Potentially major development in the gold space this week. With one of the world’s go-to producing nations apparently going through a regulatory upheaval — which could affect new projects and output.
That’s in Ghana. Where the federal government said it has suspended issuance of new mining licenses across the country.
That news was delivered at a town hall meeting Monday, by Ghana’s Vice-President Mahamadu Bawumia. Who simply noted, “We have suspended the issuance of mining licenses so that we can restructure the sector.”
VP Bawumia gave few details beyond this. But did add that the move was part of a five-year plan for mining developed by the government — with the aim to “improve the management of small scale mining to protect the environment.”
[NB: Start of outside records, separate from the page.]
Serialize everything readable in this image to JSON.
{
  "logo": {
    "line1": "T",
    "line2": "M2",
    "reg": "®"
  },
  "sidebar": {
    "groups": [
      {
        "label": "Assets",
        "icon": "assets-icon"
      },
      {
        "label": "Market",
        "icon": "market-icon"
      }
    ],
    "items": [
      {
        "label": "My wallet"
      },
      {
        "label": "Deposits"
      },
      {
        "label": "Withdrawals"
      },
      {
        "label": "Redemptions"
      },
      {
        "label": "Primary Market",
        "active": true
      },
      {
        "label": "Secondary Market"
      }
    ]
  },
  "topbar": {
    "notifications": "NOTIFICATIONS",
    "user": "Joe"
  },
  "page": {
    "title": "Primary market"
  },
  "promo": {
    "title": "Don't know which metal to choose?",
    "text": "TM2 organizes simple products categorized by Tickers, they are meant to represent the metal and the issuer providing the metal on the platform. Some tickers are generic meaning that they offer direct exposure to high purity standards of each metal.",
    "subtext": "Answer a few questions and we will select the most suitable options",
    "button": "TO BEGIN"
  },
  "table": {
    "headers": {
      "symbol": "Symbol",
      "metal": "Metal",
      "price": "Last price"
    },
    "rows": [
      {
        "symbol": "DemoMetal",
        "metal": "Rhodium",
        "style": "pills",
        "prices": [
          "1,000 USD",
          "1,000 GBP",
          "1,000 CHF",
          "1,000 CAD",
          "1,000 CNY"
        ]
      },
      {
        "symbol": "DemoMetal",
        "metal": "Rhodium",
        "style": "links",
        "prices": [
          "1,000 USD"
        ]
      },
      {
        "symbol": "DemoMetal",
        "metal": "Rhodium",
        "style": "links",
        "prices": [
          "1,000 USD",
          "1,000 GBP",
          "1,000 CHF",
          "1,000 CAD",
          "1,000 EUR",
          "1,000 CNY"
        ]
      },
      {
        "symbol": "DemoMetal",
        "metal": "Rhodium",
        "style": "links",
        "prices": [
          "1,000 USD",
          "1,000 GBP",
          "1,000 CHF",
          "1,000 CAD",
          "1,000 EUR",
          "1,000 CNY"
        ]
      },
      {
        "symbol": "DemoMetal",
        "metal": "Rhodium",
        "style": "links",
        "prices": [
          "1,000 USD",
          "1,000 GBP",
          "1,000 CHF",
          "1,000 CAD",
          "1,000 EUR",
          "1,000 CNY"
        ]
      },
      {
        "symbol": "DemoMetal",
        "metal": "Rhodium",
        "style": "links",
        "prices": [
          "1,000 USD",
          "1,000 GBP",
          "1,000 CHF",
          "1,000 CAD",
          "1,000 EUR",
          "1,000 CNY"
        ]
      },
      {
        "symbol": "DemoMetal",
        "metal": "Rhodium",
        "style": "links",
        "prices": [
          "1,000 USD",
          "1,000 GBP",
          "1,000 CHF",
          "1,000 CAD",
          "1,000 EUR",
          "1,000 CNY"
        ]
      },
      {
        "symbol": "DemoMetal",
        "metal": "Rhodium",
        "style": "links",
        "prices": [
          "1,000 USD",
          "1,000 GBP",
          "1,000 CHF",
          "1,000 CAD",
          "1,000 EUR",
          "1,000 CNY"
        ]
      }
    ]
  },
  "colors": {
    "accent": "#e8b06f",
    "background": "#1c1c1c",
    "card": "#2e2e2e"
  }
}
The mention of “small scale” mining is key here. With the sudden suspension of mining licenses coming after recent high-profile media campaigns in Ghana have highlighted the damage done by illegal artisanal operations around the country.
The government’s regulatory actions thus appear related to the small-scale mining problem. Leading some observers to speculate that the mining license ban might only apply to small projects — not the large-scale operations that provide the bulk of Ghana’s gold output.
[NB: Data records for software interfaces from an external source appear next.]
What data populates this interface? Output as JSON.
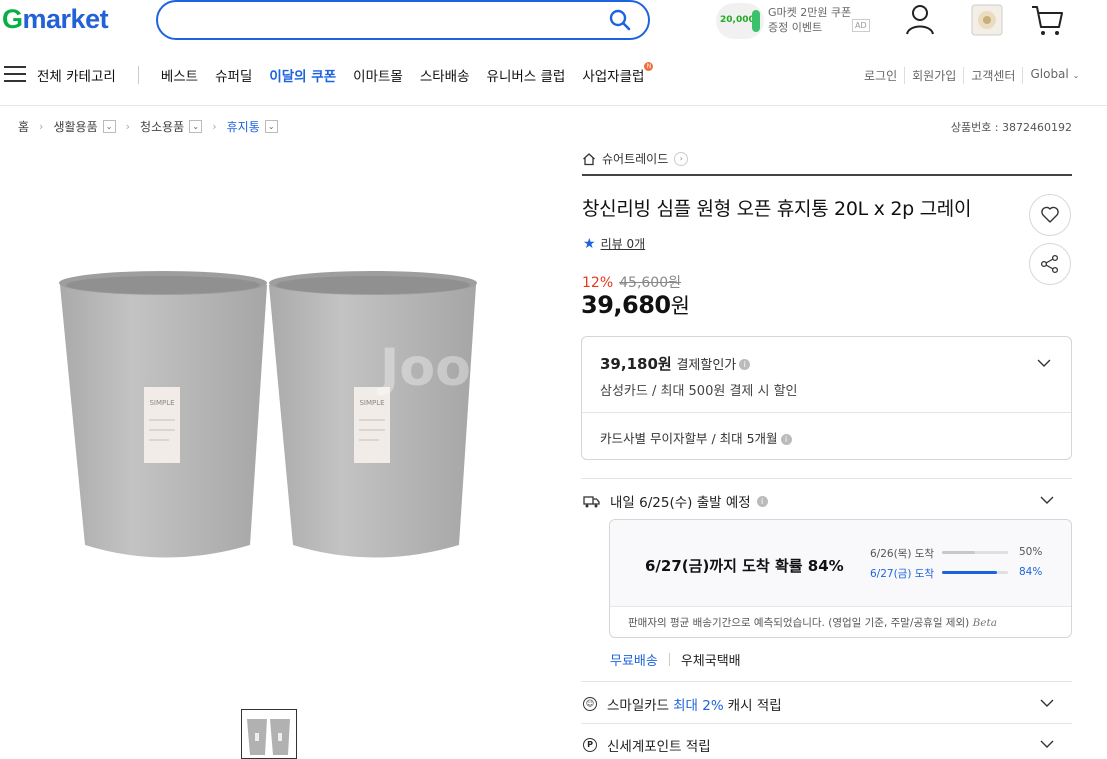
{
  "header": {
    "logo_g": "G",
    "logo_rest": "market",
    "promo_badge": "20,000",
    "promo_line1": "G마켓 2만원 쿠폰",
    "promo_line2": "증정 이벤트",
    "ad_label": "AD"
  },
  "gnb": {
    "all_categories": "전체 카테고리",
    "items": [
      "베스트",
      "슈퍼딜",
      "이달의 쿠폰",
      "이마트몰",
      "스타배송",
      "유니버스 클럽",
      "사업자클럽"
    ],
    "new_badge": "N",
    "util": [
      "로그인",
      "회원가입",
      "고객센터",
      "Global"
    ]
  },
  "breadcrumb": {
    "home": "홈",
    "items": [
      "생활용품",
      "청소용품",
      "휴지통"
    ],
    "product_no": "상품번호 : 3872460192"
  },
  "gallery": {
    "label_brand": "SIMPLE",
    "watermark": "Joo"
  },
  "product": {
    "seller": "슈어트레이드",
    "title": "창신리빙 심플 원형 오픈 휴지통 20L x 2p 그레이",
    "review": "리뷰 0개",
    "discount": "12%",
    "original_price": "45,600원",
    "price": "39,680",
    "price_unit": "원"
  },
  "benefit": {
    "pay_price": "39,180원",
    "pay_label": "결제할인가",
    "pay_detail": "삼성카드 / 최대 500원 결제 시 할인",
    "installment": "카드사별 무이자할부 / 최대 5개월"
  },
  "shipping": {
    "dispatch": "내일 6/25(수) 출발 예정",
    "eta_headline": "6/27(금)까지 도착 확률 84%",
    "rows": [
      {
        "date": "6/26(목) 도착",
        "pct": "50%",
        "value": 0.5
      },
      {
        "date": "6/27(금) 도착",
        "pct": "84%",
        "value": 0.84
      }
    ],
    "note": "판매자의 평균 배송기간으로 예측되었습니다. (영업일 기준, 주말/공휴일 제외)",
    "beta": "Beta",
    "free": "무료배송",
    "carrier": "우체국택배"
  },
  "rewards": {
    "smile_prefix": "스마일카드",
    "smile_highlight": "최대 2%",
    "smile_suffix": "캐시 적립",
    "shinsegae": "신세계포인트 적립",
    "smile_icon": "☺",
    "point_icon": "P"
  },
  "colors": {
    "brand_green": "#06b043",
    "brand_blue": "#1d63df",
    "sale_red": "#e8381d"
  }
}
But officials did not confirm whether the licensing suspension applies just to small-scale mines, or to all projects. Leaving open the possibility that new projects may be completely off the table for the time being. Related: Gold Prices Rise As Demand In This No.1 Gold Market Soars
If licensing is indeed completely suspended, it would be an important development for the global gold sector. With Ghana producing 2.9 million ounces last year — making it Africa’s second-largest supplier after South Africa, and the number 11 producing nation globally.
Vice-President Bawumia also said new rules are coming to prevent mining “around water bodies” — which could put a further dent in new projects. Watch for clarification from the government on where the licensing ban will apply, and what the timelines might be for a restart to permitting.
Here’s to stopping and starting.
By Dave Forest